Knea separate tract uf la id mil*! here
turned as in the Township where it lie-*,
and ai the same time return- must lie made
oi Persoual property, money and credits.
I will be at the foliovvillg name 1 plae.M
for ilie pur|M>se of receiving the a hiv? ro
turns as follows :
At Lewis vi He?Tuesday and We lne-iday
?Ith und ">tli of June.
At Fori Motte?Thursday June the titlt.
AI lt. S. t ileaton's store?Tins lay and
Wednesday the 11th and I2rh of.lutic.
At Ka-u rlius?rituistlay June the 13th.
At Cvdtir iin,e ? t-'ri.i.ty .jone tlie t-ltli
Ai Br ?uchvillc ? I'uys lay and i\ eJnes
?l.i v the 18th and Huh of June.
At Uowesville? l'leirsday June ?ivSOtti,
S\ Av'm:?tfr-.?T-ir.-siVay ai i .4 - 7i td .i w4ay?
25th and "Join of June.
At Club House ? i'hnrsday .lime the 27th.
At J. H Folder'-?Friday .1 Uli? the '26ih.
At Felders?vNiturdiv June the -'Jib.
I At Ziejcrs -tore?Tuesday and Wednes
day the Jnd und :tr I of Ju jr.
At Kuotts mill?Thursday and Friday
the 4tll and 5th of July
Taxpayer-tare urgently requested to ha
prompt in making (heir returns us the Law
requires me to a ??! a penalty of ">0 per cent
to the real ami personal property of 1'eliu
nuentn which in every instance will Ik*
DONALD /.'. U VRTON, Auditor.
mav 2? 2t
C. ?. KO?TJOHN,
Auction and Commission Hoove. Auo
li->n every Saturday and 1st .Monday
Merchants and Fanners visiting Town
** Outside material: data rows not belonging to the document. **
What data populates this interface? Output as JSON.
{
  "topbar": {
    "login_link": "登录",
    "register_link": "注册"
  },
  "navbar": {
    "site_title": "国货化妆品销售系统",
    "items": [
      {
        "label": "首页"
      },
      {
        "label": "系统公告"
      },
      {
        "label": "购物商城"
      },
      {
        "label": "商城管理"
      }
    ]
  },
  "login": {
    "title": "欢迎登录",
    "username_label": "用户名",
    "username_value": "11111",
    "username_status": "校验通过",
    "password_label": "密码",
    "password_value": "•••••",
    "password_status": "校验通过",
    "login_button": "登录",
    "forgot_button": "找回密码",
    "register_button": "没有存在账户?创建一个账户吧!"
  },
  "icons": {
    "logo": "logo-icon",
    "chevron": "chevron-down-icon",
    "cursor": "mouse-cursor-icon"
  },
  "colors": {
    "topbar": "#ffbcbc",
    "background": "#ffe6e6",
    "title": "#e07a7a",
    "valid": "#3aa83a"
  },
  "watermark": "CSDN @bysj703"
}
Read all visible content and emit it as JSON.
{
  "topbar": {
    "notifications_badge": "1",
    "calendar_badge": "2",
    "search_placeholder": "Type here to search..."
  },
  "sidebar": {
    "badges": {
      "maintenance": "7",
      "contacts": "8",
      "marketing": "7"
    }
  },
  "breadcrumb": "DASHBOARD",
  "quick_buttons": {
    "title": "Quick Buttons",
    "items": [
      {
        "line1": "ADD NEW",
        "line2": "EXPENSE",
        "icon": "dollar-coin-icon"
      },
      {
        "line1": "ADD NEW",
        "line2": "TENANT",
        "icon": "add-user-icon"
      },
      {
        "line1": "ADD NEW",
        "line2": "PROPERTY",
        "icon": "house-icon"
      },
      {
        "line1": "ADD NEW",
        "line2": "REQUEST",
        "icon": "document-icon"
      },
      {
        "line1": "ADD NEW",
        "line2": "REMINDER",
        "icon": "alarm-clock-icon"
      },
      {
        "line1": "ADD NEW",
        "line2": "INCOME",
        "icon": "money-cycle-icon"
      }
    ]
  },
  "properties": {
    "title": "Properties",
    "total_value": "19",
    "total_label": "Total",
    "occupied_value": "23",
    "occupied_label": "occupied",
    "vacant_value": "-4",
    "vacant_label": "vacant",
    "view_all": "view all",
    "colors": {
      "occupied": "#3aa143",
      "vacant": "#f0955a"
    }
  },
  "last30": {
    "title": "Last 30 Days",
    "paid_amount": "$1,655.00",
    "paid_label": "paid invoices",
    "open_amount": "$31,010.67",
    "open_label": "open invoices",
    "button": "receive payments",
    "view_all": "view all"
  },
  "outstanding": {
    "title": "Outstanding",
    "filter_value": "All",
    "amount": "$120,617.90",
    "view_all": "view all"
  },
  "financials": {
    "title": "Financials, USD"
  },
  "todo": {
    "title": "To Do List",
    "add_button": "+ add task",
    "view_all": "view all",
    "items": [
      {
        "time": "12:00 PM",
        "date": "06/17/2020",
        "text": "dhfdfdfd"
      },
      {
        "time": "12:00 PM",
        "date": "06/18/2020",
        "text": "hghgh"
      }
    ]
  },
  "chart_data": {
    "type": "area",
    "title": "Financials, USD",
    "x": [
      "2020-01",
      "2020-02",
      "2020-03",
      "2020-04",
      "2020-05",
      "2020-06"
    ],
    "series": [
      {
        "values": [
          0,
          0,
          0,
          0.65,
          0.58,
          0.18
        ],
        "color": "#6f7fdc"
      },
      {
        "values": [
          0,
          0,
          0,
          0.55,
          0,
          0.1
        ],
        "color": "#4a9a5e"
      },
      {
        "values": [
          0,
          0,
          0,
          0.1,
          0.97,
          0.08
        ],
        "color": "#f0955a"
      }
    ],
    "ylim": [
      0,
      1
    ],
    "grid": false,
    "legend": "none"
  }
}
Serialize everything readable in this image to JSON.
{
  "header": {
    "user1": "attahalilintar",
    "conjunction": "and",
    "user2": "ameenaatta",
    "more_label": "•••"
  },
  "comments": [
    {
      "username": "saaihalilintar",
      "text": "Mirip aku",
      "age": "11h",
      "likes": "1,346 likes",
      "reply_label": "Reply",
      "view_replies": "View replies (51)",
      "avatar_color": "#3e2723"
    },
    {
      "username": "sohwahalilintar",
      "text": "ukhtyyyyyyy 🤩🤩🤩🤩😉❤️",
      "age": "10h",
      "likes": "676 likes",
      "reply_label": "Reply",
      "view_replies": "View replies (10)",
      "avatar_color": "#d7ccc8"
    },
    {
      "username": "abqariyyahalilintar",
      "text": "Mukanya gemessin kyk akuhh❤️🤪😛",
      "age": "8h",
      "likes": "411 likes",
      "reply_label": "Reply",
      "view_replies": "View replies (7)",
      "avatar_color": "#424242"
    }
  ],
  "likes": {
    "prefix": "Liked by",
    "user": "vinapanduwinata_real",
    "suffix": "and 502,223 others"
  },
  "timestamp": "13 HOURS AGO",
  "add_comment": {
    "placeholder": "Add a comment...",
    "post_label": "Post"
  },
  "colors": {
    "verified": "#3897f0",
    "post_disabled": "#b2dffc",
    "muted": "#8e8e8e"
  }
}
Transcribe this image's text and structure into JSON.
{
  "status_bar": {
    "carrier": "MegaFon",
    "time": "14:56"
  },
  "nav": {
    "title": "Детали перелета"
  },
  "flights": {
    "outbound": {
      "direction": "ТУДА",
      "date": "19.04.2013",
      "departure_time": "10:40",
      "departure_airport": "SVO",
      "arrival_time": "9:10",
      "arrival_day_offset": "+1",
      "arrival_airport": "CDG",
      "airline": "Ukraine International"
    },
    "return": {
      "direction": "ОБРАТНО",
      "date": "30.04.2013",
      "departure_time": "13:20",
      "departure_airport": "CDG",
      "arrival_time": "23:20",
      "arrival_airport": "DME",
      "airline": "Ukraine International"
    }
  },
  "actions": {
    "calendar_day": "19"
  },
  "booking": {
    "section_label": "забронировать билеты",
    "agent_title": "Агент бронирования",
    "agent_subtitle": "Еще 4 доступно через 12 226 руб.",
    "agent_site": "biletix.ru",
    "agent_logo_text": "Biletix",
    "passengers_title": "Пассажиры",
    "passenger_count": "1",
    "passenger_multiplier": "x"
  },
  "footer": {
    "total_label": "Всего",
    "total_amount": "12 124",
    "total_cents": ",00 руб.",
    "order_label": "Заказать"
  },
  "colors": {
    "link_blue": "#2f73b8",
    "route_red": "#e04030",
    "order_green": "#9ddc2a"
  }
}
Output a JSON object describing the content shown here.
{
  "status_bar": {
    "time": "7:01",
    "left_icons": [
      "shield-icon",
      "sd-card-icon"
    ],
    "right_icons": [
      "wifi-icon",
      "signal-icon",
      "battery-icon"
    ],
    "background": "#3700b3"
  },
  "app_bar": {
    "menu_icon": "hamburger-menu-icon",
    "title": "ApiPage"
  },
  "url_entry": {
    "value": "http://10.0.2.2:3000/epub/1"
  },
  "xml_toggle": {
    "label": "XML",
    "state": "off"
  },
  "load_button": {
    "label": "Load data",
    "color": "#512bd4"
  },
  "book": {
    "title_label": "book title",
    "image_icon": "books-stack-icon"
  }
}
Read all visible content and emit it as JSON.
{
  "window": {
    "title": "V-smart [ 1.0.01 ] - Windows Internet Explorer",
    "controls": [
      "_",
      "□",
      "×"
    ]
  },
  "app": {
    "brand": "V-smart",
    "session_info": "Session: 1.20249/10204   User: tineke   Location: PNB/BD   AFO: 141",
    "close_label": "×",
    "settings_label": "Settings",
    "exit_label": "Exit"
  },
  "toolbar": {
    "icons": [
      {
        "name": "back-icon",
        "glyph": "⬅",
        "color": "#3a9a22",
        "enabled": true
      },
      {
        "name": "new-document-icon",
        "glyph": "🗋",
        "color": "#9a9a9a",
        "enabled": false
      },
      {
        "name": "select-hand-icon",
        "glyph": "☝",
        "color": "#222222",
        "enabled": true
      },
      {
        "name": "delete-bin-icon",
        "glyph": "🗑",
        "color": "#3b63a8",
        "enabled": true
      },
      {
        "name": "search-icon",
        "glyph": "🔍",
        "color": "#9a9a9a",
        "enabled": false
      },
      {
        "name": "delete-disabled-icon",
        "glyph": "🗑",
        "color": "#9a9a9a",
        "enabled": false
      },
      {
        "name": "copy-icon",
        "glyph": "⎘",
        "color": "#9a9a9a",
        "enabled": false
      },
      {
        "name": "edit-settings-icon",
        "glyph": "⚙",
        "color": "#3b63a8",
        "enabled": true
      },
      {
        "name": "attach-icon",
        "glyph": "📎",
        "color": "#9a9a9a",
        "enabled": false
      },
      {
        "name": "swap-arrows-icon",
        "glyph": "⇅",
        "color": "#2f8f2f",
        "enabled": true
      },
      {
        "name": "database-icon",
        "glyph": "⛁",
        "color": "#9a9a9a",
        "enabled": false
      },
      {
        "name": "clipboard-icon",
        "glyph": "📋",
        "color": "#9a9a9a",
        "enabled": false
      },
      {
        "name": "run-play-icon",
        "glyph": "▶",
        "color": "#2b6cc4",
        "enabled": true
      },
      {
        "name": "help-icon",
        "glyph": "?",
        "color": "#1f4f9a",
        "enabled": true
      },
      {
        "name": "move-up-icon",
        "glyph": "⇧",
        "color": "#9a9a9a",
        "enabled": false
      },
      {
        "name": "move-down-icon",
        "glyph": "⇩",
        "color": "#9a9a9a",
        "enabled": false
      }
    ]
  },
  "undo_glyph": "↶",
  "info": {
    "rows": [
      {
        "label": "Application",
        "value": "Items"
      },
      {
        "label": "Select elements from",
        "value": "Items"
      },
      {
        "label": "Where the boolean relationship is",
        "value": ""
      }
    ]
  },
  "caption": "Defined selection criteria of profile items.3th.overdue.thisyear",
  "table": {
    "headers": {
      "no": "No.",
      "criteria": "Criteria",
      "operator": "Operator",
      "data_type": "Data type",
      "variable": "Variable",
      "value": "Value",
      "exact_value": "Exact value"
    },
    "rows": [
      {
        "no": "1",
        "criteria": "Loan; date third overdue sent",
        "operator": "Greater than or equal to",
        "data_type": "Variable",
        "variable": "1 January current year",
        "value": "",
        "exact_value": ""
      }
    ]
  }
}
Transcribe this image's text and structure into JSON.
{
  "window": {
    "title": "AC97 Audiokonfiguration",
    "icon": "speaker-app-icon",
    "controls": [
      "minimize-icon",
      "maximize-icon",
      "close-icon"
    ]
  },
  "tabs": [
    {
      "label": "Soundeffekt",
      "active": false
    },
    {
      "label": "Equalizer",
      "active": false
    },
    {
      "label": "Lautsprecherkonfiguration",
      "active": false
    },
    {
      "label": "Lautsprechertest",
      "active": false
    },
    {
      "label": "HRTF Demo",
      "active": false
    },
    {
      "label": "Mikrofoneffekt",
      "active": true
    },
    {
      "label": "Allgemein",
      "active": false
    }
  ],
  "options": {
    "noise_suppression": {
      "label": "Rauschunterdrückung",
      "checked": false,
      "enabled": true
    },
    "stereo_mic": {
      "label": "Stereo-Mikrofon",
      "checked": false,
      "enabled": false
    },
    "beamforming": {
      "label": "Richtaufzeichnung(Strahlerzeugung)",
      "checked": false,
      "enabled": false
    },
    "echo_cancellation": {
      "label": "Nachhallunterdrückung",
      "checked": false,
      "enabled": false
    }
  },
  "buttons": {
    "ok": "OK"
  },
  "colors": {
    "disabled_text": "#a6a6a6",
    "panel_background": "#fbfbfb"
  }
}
between these days will commit their inter
est by calling at this Ho.ise before buying
I Ms-solution of Copurt
The tiudersiguetl W'm. Nl. Ilutson having
been commissioned as "Master" for Orange
burg County, the copartnership in the
practice of l-aw ami Equity, berctoforo
existing between the subscribers has been
The unfinished business of the late firm
will be closed by W. F. Hutsor alone, as
Successor, and he will continue practice in
all the Courts.
Wm. M. Ilutson will attend to all effico
business committed to him, such as adTir
ing. drawing deeds, wills and other paper*,
giving opinions, adjusting accounts, investi
gating titles Ac, and will practice in the
W. M. HUTSON,
W. P. II UTSON.
Orangeburg April 27th, 1878.
may 18 _it
STOP RIGHT HERE!
And find out that you can get
5 lbs best Rio Coffee for $1.
10 lbs Extra C. Sugar for 81.
25 lbs Fine Family Flour for $1.
8 lbs Pure Leaf Lard for $1.
All kinds of fresh
CANNED GOO DS
Table Salt 20 cts a box.
Rest Smoking Tobacco.
Purest and [Finest Liquors
over olfered in Ornugeburg.
JAS VAN TASSEL, A?t.
At Muller's Old Stand,
mar 10 1878_ tf
Wanted 25 or 30 Boarders
at Forest Glen Accadcmy. Board
only EIGHT DOLLARS per Month.
I?. W. CORR.
Principnl, Durant, Mit?,
may is tf